“Men grow up expecting to be the hero of their own story,” Laurie Penny wrote at The New Statesman about the issue. “Women grow up expecting to be the supporting actress in somebody else’s. … Sure, there were tomboys and bad girls, but they were freaks and were usually killed off or married off quickly. Lady hobbits didn’t bring the ring to Mordor. They stayed at home in the shire.”
This is why a female Dr. Who shouldn’t be a problem. Throw us a bone, dudes, you’ve got plenty to spare:
But a discussion of Penny’s point-of-view by Maryanne Johanson at Flick Filosopher highlights another layer. Johnson cites a commenter on Penny’s piece who argues it’s really about boys not wanting to be anything like girls:
We have a world where girls grow up identifying closely with male heroes and putting ourselves into their shoes, understanding and relating to them. Do you think boys grow up identifying with women characters at ALL? It’s unlikely when the most potent insult to men and boys is either that they are girly or gay. Identifying with women characters would be threatening to them. I doubt a single boy (unless he doesn’t identify himself as such) imagines himself to be Hermione.
For what it’s worth, though, some boys do look up to Hermione:
And recently, actor Liev Schreiber took his 8-year-old son Kai to ComicCon dressed as Suicide Squad vixen Harley Quinn:
Some people were expectedly upset, but Schreiber also received praise for doing so:
But other men are hard-pressed to identify any female role models. Writing about it at Thought Catalog, Zaron Burnett, who says Amelia Earhart is still his ultimate icon of daring and bravery, pressed his male friends to name a female role model. “Every time I ask a guy I know if he has any female role models I hear answers like, ‘Yeah, I totally do. Wonder Woman,’” he writes. Or the more common answer, ‘My mom is my role model.’”
He pressed one friend a little more to think of any other woman he admired, and after a series of jokes and dodging, the friend finally noted Doris Kearns Goodwin, the presidential biographer.

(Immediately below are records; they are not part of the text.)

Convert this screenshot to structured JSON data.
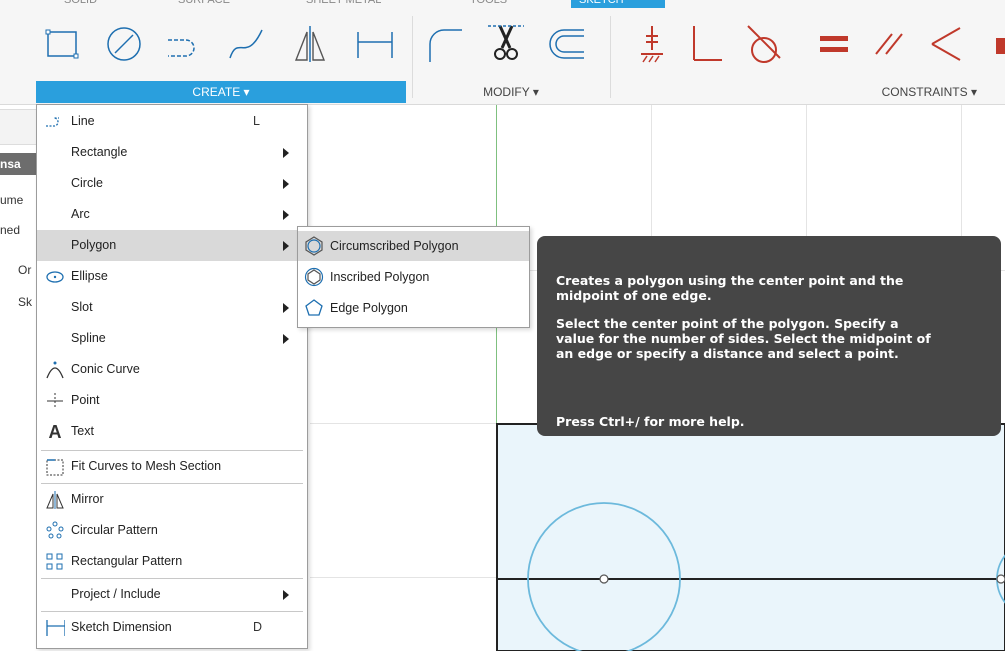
{
  "toolbar": {
    "top_tabs": [
      "SOLID",
      "SURFACE",
      "SHEET METAL",
      "TOOLS",
      "SKETCH"
    ],
    "groups": {
      "create": "CREATE ▾",
      "modify": "MODIFY ▾",
      "constraints": "CONSTRAINTS ▾"
    },
    "accent_color": "#2a9fdd"
  },
  "left_panel": {
    "items": [
      "nsa",
      "ume",
      "ned",
      "Or",
      "Sk"
    ]
  },
  "create_menu": {
    "items": [
      {
        "label": "Line",
        "shortcut": "L",
        "icon": "line-icon"
      },
      {
        "label": "Rectangle",
        "submenu": true
      },
      {
        "label": "Circle",
        "submenu": true
      },
      {
        "label": "Arc",
        "submenu": true
      },
      {
        "label": "Polygon",
        "submenu": true,
        "highlighted": true
      },
      {
        "label": "Ellipse",
        "icon": "ellipse-icon"
      },
      {
        "label": "Slot",
        "submenu": true
      },
      {
        "label": "Spline",
        "submenu": true
      },
      {
        "label": "Conic Curve",
        "icon": "conic-curve-icon"
      },
      {
        "label": "Point",
        "icon": "point-icon"
      },
      {
        "label": "Text",
        "icon": "text-icon"
      },
      {
        "label": "Fit Curves to Mesh Section",
        "icon": "fit-curves-icon"
      },
      {
        "label": "Mirror",
        "icon": "mirror-icon"
      },
      {
        "label": "Circular Pattern",
        "icon": "circular-pattern-icon"
      },
      {
        "label": "Rectangular Pattern",
        "icon": "rectangular-pattern-icon"
      },
      {
        "label": "Project / Include",
        "submenu": true
      },
      {
        "label": "Sketch Dimension",
        "shortcut": "D",
        "icon": "sketch-dimension-icon"
      }
    ]
  },
  "polygon_submenu": {
    "items": [
      {
        "label": "Circumscribed Polygon",
        "highlighted": true
      },
      {
        "label": "Inscribed Polygon"
      },
      {
        "label": "Edge Polygon"
      }
    ]
  },
  "tooltip": {
    "line1": "Creates a polygon using the center point and the",
    "line2": "midpoint of one edge.",
    "line3": "Select the center point of the polygon. Specify a",
    "line4": "value for the number of sides. Select the midpoint of",
    "line5": "an edge or specify a distance and select a point.",
    "line6": "Press Ctrl+/ for more help."
  }
}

Part of this hesitation, of course, has to do with entrenched beliefs about masculinity—about being boys and girls and having role models that teach us how to be boys and girls. In the most basic sense, we’ve pushed the notion culturally that girls and boys learn how to be men and women from mothers and fathers respectively. Girls and boys who don’t learn this from the appropriately gendered parent might not turn out “right” — an argument often used in opposition to same-sex marriage and adoption. How would boys turn out if they were raised with only lesbians as role models, for instance? (A study found they turned out just fine, because they found role models in many other places, too.)
It goes without saying that the more we can relate to other successful, admirable people, the better off we all are. It’s hard to imagine any man or woman going into physics or chemistry wouldn’t look up to Marie Curie. Or any pilot wouldn’t look up to Amelia Earhart. Or that any mathematician or computer programmer wouldn’t admire Ada Lovelace. And fortunately the tide is shifting a little:
Maybe the problem is simply our own bias and fear of encouraging men to identify with women. Writing at Metro U.K., Rebecca Reid argues that more boys would probably have female role models if we just let them do so without such a fuss. After all, success is success.
“A role model is someone who you look up to, someone who you aspire to be like,” Reid writes. “You do not need to have the same genitals as the person you look up to.”